past six months," says Fish and Wildlife Service spokeswoman Megan
Durham. "We now get many more phone calls from reporters wanting to
know the truth." When the House Resource Committee held field
hearings last spring, many journalists reported that the panels of
presenters were stacked against the law and some of the testimony
overblown (HCN, 5/15/95).
Recent coverage of the
act not only questions the horror stories, but highlights the many
benefits plants and animals provide to humans. In a recent
editorial for the Cox News Service, Martha Ezzard tells the story
of how a species of infection-fighting soil bacterium saved Senate
Majority leader Bob Dole's life after he was struck by an exploding
shell in World War II.
The corporate backing of
anti-ESA legislation has also become more apparent. Reporters
jumped on a leaked memo that exposed Washington Republican Sen.
Slade Gorton's ESA reform bill, which is similar to the Young-Pombo
bill, as the handiwork of corporate lobbyists (HCN,
Some say the public's gullibility
regarding scare stories was bound to come to an end. "It is
extremely hard to mobilize grassroots opposition to an act when
99.9 percent of the American public have no negative experiences
with it," says Michael Bean, attorney for the Environmental Defense
Cracks in the campaign to gut the ESA are
also growing wider. In September, two Eastern Republicans, Maryland
Rep. Wayne Gilchrest and New Jersey Rep. Jim Saxton, introduced ESA
bills which would continue to protect habitat on private land.
These more moderate bills failed to make it through the House
Resouces Committee, but they struck a chord among the House

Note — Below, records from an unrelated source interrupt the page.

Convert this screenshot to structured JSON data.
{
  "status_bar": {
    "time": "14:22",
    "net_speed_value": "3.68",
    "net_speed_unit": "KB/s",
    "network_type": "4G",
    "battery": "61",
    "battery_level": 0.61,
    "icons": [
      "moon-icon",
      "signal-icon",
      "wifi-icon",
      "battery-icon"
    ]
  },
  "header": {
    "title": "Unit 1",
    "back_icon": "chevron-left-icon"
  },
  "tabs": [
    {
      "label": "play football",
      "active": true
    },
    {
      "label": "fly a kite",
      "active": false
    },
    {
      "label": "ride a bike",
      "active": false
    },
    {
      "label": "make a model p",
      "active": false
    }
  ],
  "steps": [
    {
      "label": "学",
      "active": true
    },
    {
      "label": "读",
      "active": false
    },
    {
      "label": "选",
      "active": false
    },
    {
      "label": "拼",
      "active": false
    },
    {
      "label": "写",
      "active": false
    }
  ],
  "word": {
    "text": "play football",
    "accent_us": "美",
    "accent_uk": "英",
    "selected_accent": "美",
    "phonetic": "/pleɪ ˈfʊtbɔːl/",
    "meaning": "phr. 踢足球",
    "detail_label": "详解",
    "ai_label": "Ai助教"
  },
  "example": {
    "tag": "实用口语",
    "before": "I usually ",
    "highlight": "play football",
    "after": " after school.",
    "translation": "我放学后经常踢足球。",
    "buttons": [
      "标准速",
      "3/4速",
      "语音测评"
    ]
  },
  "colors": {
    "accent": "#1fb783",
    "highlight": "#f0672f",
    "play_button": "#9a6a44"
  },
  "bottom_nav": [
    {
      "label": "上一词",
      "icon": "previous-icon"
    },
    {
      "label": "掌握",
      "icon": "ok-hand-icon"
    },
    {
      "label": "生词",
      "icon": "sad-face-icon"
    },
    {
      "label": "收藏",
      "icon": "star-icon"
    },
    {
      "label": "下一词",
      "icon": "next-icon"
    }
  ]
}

leadership. House Speaker Gingrich recently sent the various
Republican bills to his newly formed environmental task force to
hash out differences, and he announced there would be no vote until
Rep. Pombo insists support for an overhaul
of the Endangered Species Act is still strong. "The Young-Pombo
bill has 120 co-sponsors; no other bill has more than 10," says
Pombo spokesman Matt Hartaman. "The numbers speak for themselves."
"Young and Pombo are pushing their bill fast now
because they know their power will wane," responds
Some environmentalists warn that the
conservatives' campaign has skewed the debate so far to the right
that new Republican concessions only seem moderate. "If Young-Pombo
is an unmitigated disaster, then the Gilchrest bill can best be
labeled a mitigated disaster," says Washington, D.C., attorney Eric
Glitzenstein, who has brought dozens of lawsuits to protect
endangered animals and plants.
many provisions of the bill - anonymous peer reviews of listings,
non-federal teams to develop recovery plans and the requirement to
minimize "adverse" social and economic consequences-could render
protection impossible in the hands of a Secretary Watt "or even a
The appearance of moderation
among some Republicans may be as calculated as the campaign of
anecdotes, Glitzenstein warns. But Jontz celebrates the delay:
"It's an indication that we've had an impact; we developed a
division within the Republicans."
Abel, HCN intern
was paid for by the High Country News Research
For more information, contact the U.S. Fish
and Wildlife Service Division Endangered Species Department at
703/358-2171, or Rep. Sherwood Boehlert, R-N.Y., chair of the
Republicans' environmental task force at